• [Task requirements] Your output should match the listing below word for word, without any images.

::: Provided records

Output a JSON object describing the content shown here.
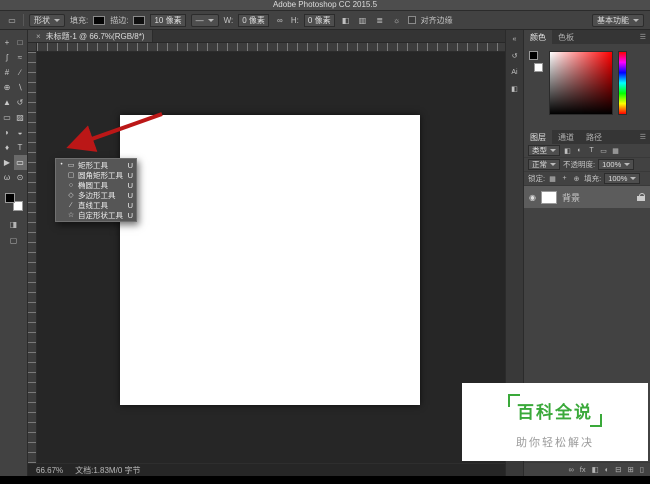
{
  "titlebar": {
    "title": "Adobe Photoshop CC 2015.5"
  },
  "options": {
    "tool_icon": "▭",
    "mode": "形状",
    "fill_label": "填充:",
    "stroke_label": "描边:",
    "stroke_width": "10 像素",
    "line_icon": "—",
    "w_label": "W:",
    "w_value": "0 像素",
    "link_icon": "∞",
    "h_label": "H:",
    "h_value": "0 像素",
    "path_ops_icon": "◧",
    "path_align_icon": "▥",
    "path_arrange_icon": "≣",
    "gear_icon": "☼",
    "align_edges": "对齐边缘",
    "workspace": "基本功能"
  },
  "tab": {
    "close": "×",
    "title": "未标题-1 @ 66.7%(RGB/8*)"
  },
  "toolbar": {
    "tools": [
      {
        "name": "move-tool",
        "glyph": "+"
      },
      {
        "name": "marquee-tool",
        "glyph": "□"
      },
      {
        "name": "lasso-tool",
        "glyph": "ʃ"
      },
      {
        "name": "quick-selection-tool",
        "glyph": "≈"
      },
      {
        "name": "crop-tool",
        "glyph": "#"
      },
      {
        "name": "eyedropper-tool",
        "glyph": "∕"
      },
      {
        "name": "healing-brush-tool",
        "glyph": "⊕"
      },
      {
        "name": "brush-tool",
        "glyph": "∖"
      },
      {
        "name": "clone-stamp-tool",
        "glyph": "▲"
      },
      {
        "name": "history-brush-tool",
        "glyph": "↺"
      },
      {
        "name": "eraser-tool",
        "glyph": "▭"
      },
      {
        "name": "gradient-tool",
        "glyph": "▨"
      },
      {
        "name": "blur-tool",
        "glyph": "◗"
      },
      {
        "name": "dodge-tool",
        "glyph": "◒"
      },
      {
        "name": "pen-tool",
        "glyph": "♦"
      },
      {
        "name": "type-tool",
        "glyph": "T"
      },
      {
        "name": "path-selection-tool",
        "glyph": "▶"
      },
      {
        "name": "rectangle-tool",
        "glyph": "▭"
      },
      {
        "name": "hand-tool",
        "glyph": "ω"
      },
      {
        "name": "zoom-tool",
        "glyph": "⊙"
      }
    ]
  },
  "flyout": {
    "items": [
      {
        "marker": "•",
        "glyph": "▭",
        "label": "矩形工具",
        "shortcut": "U"
      },
      {
        "marker": "",
        "glyph": "▢",
        "label": "圆角矩形工具",
        "shortcut": "U"
      },
      {
        "marker": "",
        "glyph": "○",
        "label": "椭圆工具",
        "shortcut": "U"
      },
      {
        "marker": "",
        "glyph": "◇",
        "label": "多边形工具",
        "shortcut": "U"
      },
      {
        "marker": "",
        "glyph": "∕",
        "label": "直线工具",
        "shortcut": "U"
      },
      {
        "marker": "",
        "glyph": "☆",
        "label": "自定形状工具",
        "shortcut": "U"
      }
    ]
  },
  "right_strip": {
    "icons": [
      {
        "name": "collapse-panels-icon",
        "glyph": "«"
      },
      {
        "name": "history-panel-icon",
        "glyph": "↺"
      },
      {
        "name": "learn-panel-icon",
        "glyph": "Ai"
      },
      {
        "name": "properties-panel-icon",
        "glyph": "◧"
      }
    ]
  },
  "color_panel": {
    "tabs": [
      "颜色",
      "色板"
    ],
    "menu_icon": "☰"
  },
  "layers_panel": {
    "tabs": [
      "图层",
      "通道",
      "路径"
    ],
    "menu_icon": "☰",
    "filter_label": "类型",
    "filter_icons": [
      "◧",
      "◐",
      "T",
      "▭",
      "▦"
    ],
    "blend_mode": "正常",
    "opacity_label": "不透明度:",
    "opacity_value": "100%",
    "lock_label": "锁定:",
    "lock_icons": [
      "▦",
      "+",
      "⊕"
    ],
    "fill_label": "填充:",
    "fill_value": "100%",
    "layer_name": "背景",
    "eye_icon": "◉",
    "bottom_icons": [
      {
        "name": "link-layers-icon",
        "glyph": "∞"
      },
      {
        "name": "layer-effects-icon",
        "glyph": "fx"
      },
      {
        "name": "layer-mask-icon",
        "glyph": "◧"
      },
      {
        "name": "adjustment-layer-icon",
        "glyph": "◐"
      },
      {
        "name": "layer-group-icon",
        "glyph": "⊟"
      },
      {
        "name": "new-layer-icon",
        "glyph": "⊞"
      },
      {
        "name": "delete-layer-icon",
        "glyph": "▯"
      }
    ]
  },
  "status": {
    "zoom": "66.67%",
    "doc": "文档:1.83M/0 字节"
  },
  "watermark": {
    "title": "百科全说",
    "subtitle": "助你轻松解决"
  }
}
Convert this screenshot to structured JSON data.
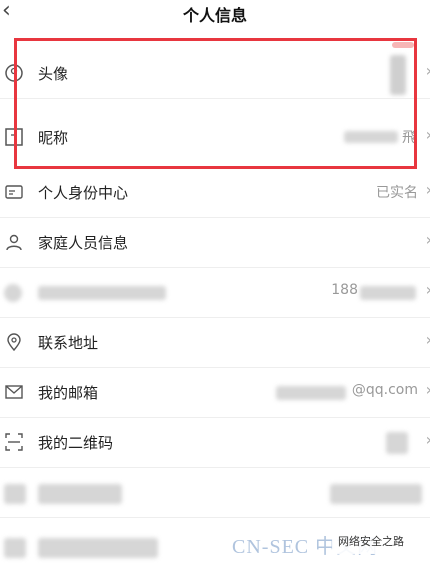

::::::

• [Response to this task]
Output a JSON object describing the content shown here.
{
  "titlebar": {
    "title": "Adobe Photoshop CC 2015.5"
  },
  "options": {
    "tool_icon": "▭",
    "mode": "形状",
    "fill_label": "填充:",
    "stroke_label": "描边:",
    "stroke_width": "10 像素",
    "line_icon": "—",
    "w_label": "W:",
    "w_value": "0 像素",
    "link_icon": "∞",
    "h_label": "H:",
    "h_value": "0 像素",
    "path_ops_icon": "◧",
    "path_align_icon": "▥",
    "path_arrange_icon": "≣",
    "gear_icon": "☼",
    "align_edges": "对齐边缘",
    "workspace": "基本功能"
  },
  "tab": {
    "close": "×",
    "title": "未标题-1 @ 66.7%(RGB/8*)"
  },
  "toolbar": {
    "tools": [
      {
        "name": "move-tool",
        "glyph": "+"
      },
      {
        "name": "marquee-tool",
        "glyph": "□"
      },
      {
        "name": "lasso-tool",
        "glyph": "ʃ"
      },
      {
        "name": "quick-selection-tool",
        "glyph": "≈"
      },
      {
        "name": "crop-tool",
        "glyph": "#"
      },
      {
        "name": "eyedropper-tool",
        "glyph": "∕"
      },
      {
        "name": "healing-brush-tool",
        "glyph": "⊕"
      },
      {
        "name": "brush-tool",
        "glyph": "∖"
      },
      {
        "name": "clone-stamp-tool",
        "glyph": "▲"
      },
      {
        "name": "history-brush-tool",
        "glyph": "↺"
      },
      {
        "name": "eraser-tool",
        "glyph": "▭"
      },
      {
        "name": "gradient-tool",
        "glyph": "▨"
      },
      {
        "name": "blur-tool",
        "glyph": "◗"
      },
      {
        "name": "dodge-tool",
        "glyph": "◒"
      },
      {
        "name": "pen-tool",
        "glyph": "♦"
      },
      {
        "name": "type-tool",
        "glyph": "T"
      },
      {
        "name": "path-selection-tool",
        "glyph": "▶"
      },
      {
        "name": "rectangle-tool",
        "glyph": "▭"
      },
      {
        "name": "hand-tool",
        "glyph": "ω"
      },
      {
        "name": "zoom-tool",
        "glyph": "⊙"
      }
    ]
  },
  "flyout": {
    "items": [
      {
        "marker": "•",
        "glyph": "▭",
        "label": "矩形工具",
        "shortcut": "U"
      },
      {
        "marker": "",
        "glyph": "▢",
        "label": "圆角矩形工具",
        "shortcut": "U"
      },
      {
        "marker": "",
        "glyph": "○",
        "label": "椭圆工具",
        "shortcut": "U"
      },
      {
        "marker": "",
        "glyph": "◇",
        "label": "多边形工具",
        "shortcut": "U"
      },
      {
        "marker": "",
        "glyph": "∕",
        "label": "直线工具",
        "shortcut": "U"
      },
      {
        "marker": "",
        "glyph": "☆",
        "label": "自定形状工具",
        "shortcut": "U"
      }
    ]
  },
  "right_strip": {
    "icons": [
      {
        "name": "collapse-panels-icon",
        "glyph": "«"
      },
      {
        "name": "history-panel-icon",
        "glyph": "↺"
      },
      {
        "name": "learn-panel-icon",
        "glyph": "Ai"
      },
      {
        "name": "properties-panel-icon",
        "glyph": "◧"
      }
    ]
  },
  "color_panel": {
    "tabs": [
      "颜色",
      "色板"
    ],
    "menu_icon": "☰"
  },
  "layers_panel": {
    "tabs": [
      "图层",
      "通道",
      "路径"
    ],
    "menu_icon": "☰",
    "filter_label": "类型",
    "filter_icons": [
      "◧",
      "◐",
      "T",
      "▭",
      "▦"
    ],
    "blend_mode": "正常",
    "opacity_label": "不透明度:",
    "opacity_value": "100%",
    "lock_label": "锁定:",
    "lock_icons": [
      "▦",
      "+",
      "⊕"
    ],
    "fill_label": "填充:",
    "fill_value": "100%",
    "layer_name": "背景",
    "eye_icon": "◉",
    "bottom_icons": [
      {
        "name": "link-layers-icon",
        "glyph": "∞"
      },
      {
        "name": "layer-effects-icon",
        "glyph": "fx"
      },
      {
        "name": "layer-mask-icon",
        "glyph": "◧"
      },
      {
        "name": "adjustment-layer-icon",
        "glyph": "◐"
      },
      {
        "name": "layer-group-icon",
        "glyph": "⊟"
      },
      {
        "name": "new-layer-icon",
        "glyph": "⊞"
      },
      {
        "name": "delete-layer-icon",
        "glyph": "▯"
      }
    ]
  },
  "status": {
    "zoom": "66.67%",
    "doc": "文档:1.83M/0 字节"
  },
  "watermark": {
    "title": "百科全说",
    "subtitle": "助你轻松解决"
  }
}
Convert this screenshot to structured JSON data.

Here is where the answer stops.